placing the cup within the cradle of a die, and applying force on an anvil at the open end of the cup to form the ledge against the die.

Patent Citations
Cited PatentFiling datePublication dateApplicantTitle
US980945 *Feb 27, 1908Jan 10, 1911Automatic Electric CoElectrical binding-post.
US2185981 *Apr 10, 1939Jan 2, 1940Hygrade Sylvania CorpContactor base for electric lamps, tubes, and the like
US2223853 *Oct 27, 1939Dec 3, 1940Kearney James R CorpMethod of producing body portions of electrical connectors
Referenced by
Citing PatentFiling datePublication dateApplicantTitle
US5862589 *Aug 6, 1996Jan 26, 1999Framatome Connectors Usa, Inc.Tubular wedge for an electrical wedge connector
US6726510 *May 15, 2001Apr 27, 2004Tyco Electronics Raychem GmbhCable lug
US7699669Aug 24, 2007Apr 20, 2010Ilsco CorporationScrew assembly for electrical connectors
DE10326004A1 *Jun 10, 2003Dec 30, 2004Volkswagen AgWater-resistant cable lug e.g. for electrical connections in vehicle, includes hollow-cylindrical part formed by multi-stage deep drawing from sheet metal
DE102004010779A1 *Mar 5, 2004Sep 22, 2005A & E Keller Kaltumformtechnik Gmbh & Co.KgFixing sleeve for cables and similar items has profiled hole section that can be used to grip cable
DE102004010779B4 *Mar 5, 2004Mar 22, 2012A. + E. Keller Gmbh & Co. KgHülse zum endseitigen Aufschieben auf ein Kabel oder Seil, sowie Verfahren zur Herstellung einer Hülse für die Aufnahme des Endes eines Kabels oder Seils
U.S. Classification29/882, 439/814
International ClassificationH01R4/28, H01R9/00, H01R4/36
Cooperative ClassificationH01R4/36, H01R9/00
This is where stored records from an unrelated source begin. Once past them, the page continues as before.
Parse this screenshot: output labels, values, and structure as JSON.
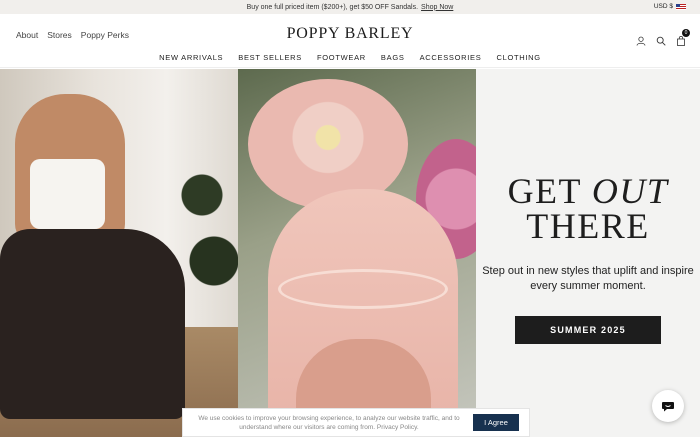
{
  "announcement": {
    "text": "Buy one full priced item ($200+), get $50 OFF Sandals.",
    "link": "Shop Now"
  },
  "currency": {
    "label": "USD $"
  },
  "header": {
    "util_links": [
      "About",
      "Stores",
      "Poppy Perks"
    ],
    "logo": "POPPY BARLEY",
    "cart_count": "0"
  },
  "nav": [
    "NEW ARRIVALS",
    "BEST SELLERS",
    "FOOTWEAR",
    "BAGS",
    "ACCESSORIES",
    "CLOTHING"
  ],
  "hero": {
    "headline_part1": "GET",
    "headline_italic": "OUT",
    "headline_part2": "THERE",
    "subtext": "Step out in new styles that uplift and inspire every summer moment.",
    "cta": "SUMMER 2025"
  },
  "cookie": {
    "message": "We use cookies to improve your browsing experience, to analyze our website traffic, and to understand where our visitors are coming from. Privacy Policy.",
    "button": "I Agree"
  },
  "colors": {
    "cta_bg": "#1d1d1d",
    "agree_bg": "#17314f",
    "promo_bg": "#f3f3f2"
  },
  "icons": [
    "account-icon",
    "search-icon",
    "cart-icon",
    "chat-icon",
    "us-flag-icon"
  ]
}
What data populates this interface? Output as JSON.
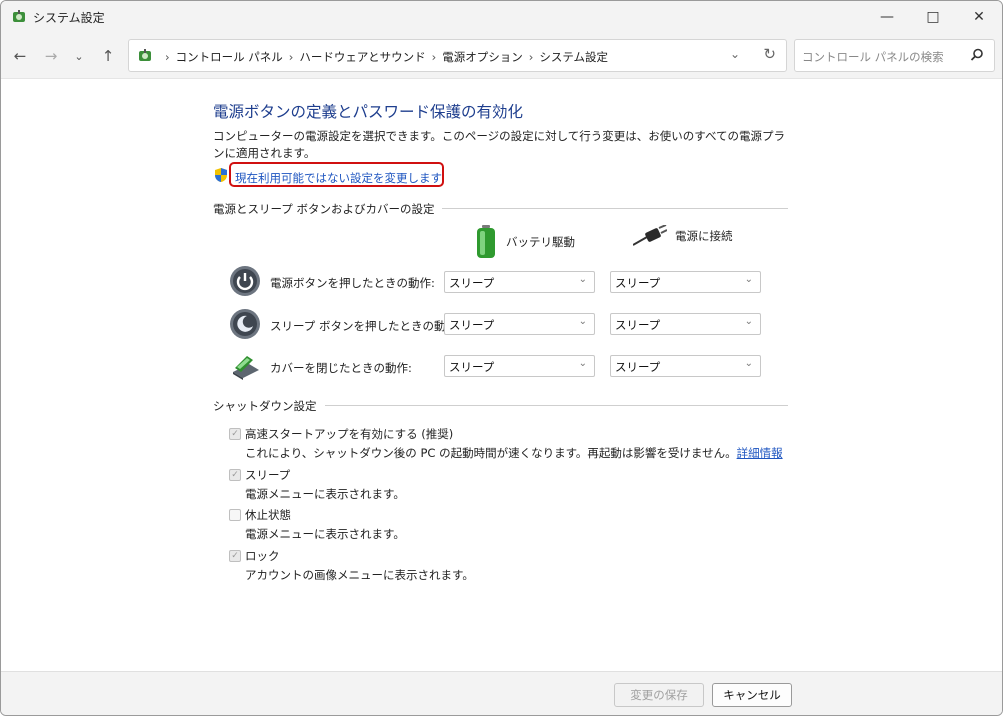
{
  "window": {
    "title": "システム設定"
  },
  "address": {
    "crumbs": [
      "コントロール パネル",
      "ハードウェアとサウンド",
      "電源オプション",
      "システム設定"
    ],
    "separator": "›"
  },
  "search": {
    "placeholder": "コントロール パネルの検索"
  },
  "page": {
    "heading": "電源ボタンの定義とパスワード保護の有効化",
    "description": "コンピューターの電源設定を選択できます。このページの設定に対して行う変更は、お使いのすべての電源プランに適用されます。",
    "change_link": "現在利用可能ではない設定を変更します"
  },
  "power_section": {
    "title": "電源とスリープ ボタンおよびカバーの設定",
    "col_battery": "バッテリ駆動",
    "col_plugged": "電源に接続",
    "rows": [
      {
        "label": "電源ボタンを押したときの動作:",
        "battery": "スリープ",
        "plugged": "スリープ"
      },
      {
        "label": "スリープ ボタンを押したときの動作:",
        "battery": "スリープ",
        "plugged": "スリープ"
      },
      {
        "label": "カバーを閉じたときの動作:",
        "battery": "スリープ",
        "plugged": "スリープ"
      }
    ]
  },
  "shutdown_section": {
    "title": "シャットダウン設定",
    "items": [
      {
        "label": "高速スタートアップを有効にする (推奨)",
        "checked": true,
        "desc": "これにより、シャットダウン後の PC の起動時間が速くなります。再起動は影響を受けません。",
        "link": "詳細情報"
      },
      {
        "label": "スリープ",
        "checked": true,
        "desc": "電源メニューに表示されます。"
      },
      {
        "label": "休止状態",
        "checked": false,
        "desc": "電源メニューに表示されます。"
      },
      {
        "label": "ロック",
        "checked": true,
        "desc": "アカウントの画像メニューに表示されます。"
      }
    ]
  },
  "footer": {
    "save": "変更の保存",
    "cancel": "キャンセル"
  },
  "colors": {
    "heading": "#1e3e8e",
    "link": "#1e55c0",
    "highlight": "#d01010"
  }
}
European ClassificationH01R9/00, H01R4/36
Legal Events
Jul 25, 1985ASAssignment
Effective date: 19850629
Apr 22, 1985ASAssignment
Effective date: 19831122